:: Records for this exercise
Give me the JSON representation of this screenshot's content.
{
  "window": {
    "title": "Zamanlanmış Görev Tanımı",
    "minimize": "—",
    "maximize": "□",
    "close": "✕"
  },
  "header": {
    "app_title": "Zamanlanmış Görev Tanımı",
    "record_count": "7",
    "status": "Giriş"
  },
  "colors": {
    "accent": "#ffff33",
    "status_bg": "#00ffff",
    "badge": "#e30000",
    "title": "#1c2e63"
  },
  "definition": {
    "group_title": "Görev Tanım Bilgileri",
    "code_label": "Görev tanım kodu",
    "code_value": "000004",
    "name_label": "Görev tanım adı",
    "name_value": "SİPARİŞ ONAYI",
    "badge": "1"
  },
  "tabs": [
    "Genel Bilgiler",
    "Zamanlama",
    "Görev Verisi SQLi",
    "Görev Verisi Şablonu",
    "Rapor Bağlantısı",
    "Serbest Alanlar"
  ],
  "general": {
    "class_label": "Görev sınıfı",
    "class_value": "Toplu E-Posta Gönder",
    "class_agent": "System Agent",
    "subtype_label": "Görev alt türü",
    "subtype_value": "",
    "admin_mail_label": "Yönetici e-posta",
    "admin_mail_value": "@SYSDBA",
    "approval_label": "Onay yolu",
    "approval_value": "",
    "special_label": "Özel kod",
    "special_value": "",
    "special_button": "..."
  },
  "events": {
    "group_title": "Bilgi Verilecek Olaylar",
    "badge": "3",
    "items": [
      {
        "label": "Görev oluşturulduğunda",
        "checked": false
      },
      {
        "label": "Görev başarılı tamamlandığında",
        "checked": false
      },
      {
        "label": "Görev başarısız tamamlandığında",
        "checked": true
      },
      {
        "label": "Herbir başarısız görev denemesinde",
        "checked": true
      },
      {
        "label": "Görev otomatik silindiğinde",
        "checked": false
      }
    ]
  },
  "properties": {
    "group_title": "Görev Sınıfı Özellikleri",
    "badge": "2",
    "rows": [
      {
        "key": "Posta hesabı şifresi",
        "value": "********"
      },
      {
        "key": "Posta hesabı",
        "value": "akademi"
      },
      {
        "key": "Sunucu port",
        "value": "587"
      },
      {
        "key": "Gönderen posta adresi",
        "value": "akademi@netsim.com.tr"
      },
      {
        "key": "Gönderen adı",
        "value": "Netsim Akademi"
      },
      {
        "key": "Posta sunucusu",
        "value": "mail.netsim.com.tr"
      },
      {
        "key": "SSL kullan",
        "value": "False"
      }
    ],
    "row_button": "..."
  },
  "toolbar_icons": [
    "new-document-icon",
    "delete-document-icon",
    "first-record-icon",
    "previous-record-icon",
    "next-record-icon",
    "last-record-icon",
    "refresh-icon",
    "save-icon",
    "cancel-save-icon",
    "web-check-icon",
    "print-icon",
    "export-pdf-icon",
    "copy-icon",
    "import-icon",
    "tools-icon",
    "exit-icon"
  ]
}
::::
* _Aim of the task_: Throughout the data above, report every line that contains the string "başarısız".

* _Answer for this exercise_:
        "label": "Görev başarısız tamamlandığında",
        "label": "Herbir başarısız görev denemesinde",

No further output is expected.